We interviewed the first author of this paper, Suman Kumar:

- Can you say something about your educational and scientific background and what interested you about working in the Sars Centre?

I did my master’s studies in Genetics at the University of Helsinki. During that time, I became interested in neurogenetics and neural development. I did my thesis work on a similar topic where I studied the diversity of GABAergic neurons in the vertebrate brainstem. 

Then I started to look for PhD opportunities in nervous system development, during which I stumbled upon the Marie Curie PhD position at the Sars centre, which seemed very attractive. The project was also part of a lab network from all over Europe, so I felt it would also be a perfect opportunity to learn about animal diversity and evolution.

- In a short time, your group has published two papers, where you are first- and shared first author. Are these papers related to each other in some way?

The other paper is about a newly described opsin type called xenopsin, which, along with the well-known c-opsins and r-opsins, seems to have an important role in animal vision (particularly in protostomes). Although the two papers are not entirely related, it does provide insights on how flexible cell types can be, which is an important aspect to consider for comparative studies on cell type evolution.   

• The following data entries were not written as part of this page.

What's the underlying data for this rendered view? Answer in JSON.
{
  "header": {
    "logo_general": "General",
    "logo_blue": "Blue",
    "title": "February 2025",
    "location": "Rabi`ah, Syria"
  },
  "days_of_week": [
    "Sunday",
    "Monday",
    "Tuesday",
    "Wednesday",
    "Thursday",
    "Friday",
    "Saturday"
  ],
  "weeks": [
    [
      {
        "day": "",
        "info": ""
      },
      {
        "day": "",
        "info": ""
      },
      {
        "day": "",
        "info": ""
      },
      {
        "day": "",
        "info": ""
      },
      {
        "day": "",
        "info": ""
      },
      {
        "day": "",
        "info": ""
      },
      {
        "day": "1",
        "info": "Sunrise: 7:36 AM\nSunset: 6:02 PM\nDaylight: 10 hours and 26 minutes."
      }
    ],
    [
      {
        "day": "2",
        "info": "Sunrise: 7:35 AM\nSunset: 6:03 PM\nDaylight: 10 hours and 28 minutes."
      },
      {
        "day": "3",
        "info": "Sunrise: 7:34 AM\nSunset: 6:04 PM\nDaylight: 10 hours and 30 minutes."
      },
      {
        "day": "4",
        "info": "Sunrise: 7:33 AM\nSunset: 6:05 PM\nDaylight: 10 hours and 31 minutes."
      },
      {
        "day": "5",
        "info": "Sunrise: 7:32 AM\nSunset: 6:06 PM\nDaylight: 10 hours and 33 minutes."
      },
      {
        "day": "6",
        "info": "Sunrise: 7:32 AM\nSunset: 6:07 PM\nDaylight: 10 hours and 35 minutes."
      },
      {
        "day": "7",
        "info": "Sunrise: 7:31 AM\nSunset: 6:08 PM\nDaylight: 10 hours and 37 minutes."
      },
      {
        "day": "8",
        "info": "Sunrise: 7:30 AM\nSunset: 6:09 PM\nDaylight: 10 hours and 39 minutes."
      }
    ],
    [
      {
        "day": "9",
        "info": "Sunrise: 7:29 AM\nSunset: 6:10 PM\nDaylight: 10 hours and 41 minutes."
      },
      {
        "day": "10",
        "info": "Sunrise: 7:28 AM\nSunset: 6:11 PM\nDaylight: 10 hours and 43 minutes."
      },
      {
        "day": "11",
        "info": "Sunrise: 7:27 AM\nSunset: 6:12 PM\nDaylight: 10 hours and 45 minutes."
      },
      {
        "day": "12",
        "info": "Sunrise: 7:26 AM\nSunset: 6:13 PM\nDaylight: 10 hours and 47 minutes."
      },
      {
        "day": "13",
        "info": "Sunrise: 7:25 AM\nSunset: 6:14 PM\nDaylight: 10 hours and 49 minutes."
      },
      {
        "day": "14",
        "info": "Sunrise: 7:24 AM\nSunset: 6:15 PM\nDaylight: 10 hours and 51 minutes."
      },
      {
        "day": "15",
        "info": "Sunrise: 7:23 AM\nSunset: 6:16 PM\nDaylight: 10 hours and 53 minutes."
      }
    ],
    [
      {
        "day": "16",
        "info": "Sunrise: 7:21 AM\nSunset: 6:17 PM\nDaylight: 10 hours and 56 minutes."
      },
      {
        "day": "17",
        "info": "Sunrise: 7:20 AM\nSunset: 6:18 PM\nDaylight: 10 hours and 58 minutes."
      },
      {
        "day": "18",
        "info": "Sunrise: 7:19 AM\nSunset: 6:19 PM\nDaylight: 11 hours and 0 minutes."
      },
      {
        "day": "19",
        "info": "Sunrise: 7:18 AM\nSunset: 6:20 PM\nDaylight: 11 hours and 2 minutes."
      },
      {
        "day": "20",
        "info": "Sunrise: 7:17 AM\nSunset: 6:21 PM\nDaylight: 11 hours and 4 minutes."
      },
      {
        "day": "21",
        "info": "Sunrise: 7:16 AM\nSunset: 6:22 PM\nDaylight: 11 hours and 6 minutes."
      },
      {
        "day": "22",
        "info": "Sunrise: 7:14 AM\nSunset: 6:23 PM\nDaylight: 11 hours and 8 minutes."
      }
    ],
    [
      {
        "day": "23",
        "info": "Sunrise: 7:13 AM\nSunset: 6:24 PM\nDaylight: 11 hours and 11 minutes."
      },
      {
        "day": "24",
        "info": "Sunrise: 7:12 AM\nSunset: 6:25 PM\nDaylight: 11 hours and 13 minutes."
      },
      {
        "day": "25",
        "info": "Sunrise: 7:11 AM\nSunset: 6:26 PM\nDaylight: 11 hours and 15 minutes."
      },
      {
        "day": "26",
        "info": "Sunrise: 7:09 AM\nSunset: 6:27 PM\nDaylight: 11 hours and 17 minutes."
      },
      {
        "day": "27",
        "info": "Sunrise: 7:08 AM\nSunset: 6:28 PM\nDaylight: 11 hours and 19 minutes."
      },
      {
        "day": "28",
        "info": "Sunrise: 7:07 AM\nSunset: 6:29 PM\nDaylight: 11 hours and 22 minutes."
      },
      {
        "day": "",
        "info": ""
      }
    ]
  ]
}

- What type of research would you like to do during your first postdoc and in the long term future if you decide to stay in science ?

I would like to work on neuronal regulation and function. I hope that after my postdoc work, I will be able to pursue my own research projects. 

- What are your main interests outside science?

I love music, and like to explore different music genres. I also enjoy reading classic detective novels. Other than that, I like cooking and baking and, of course, hiking (it’s Bergen!)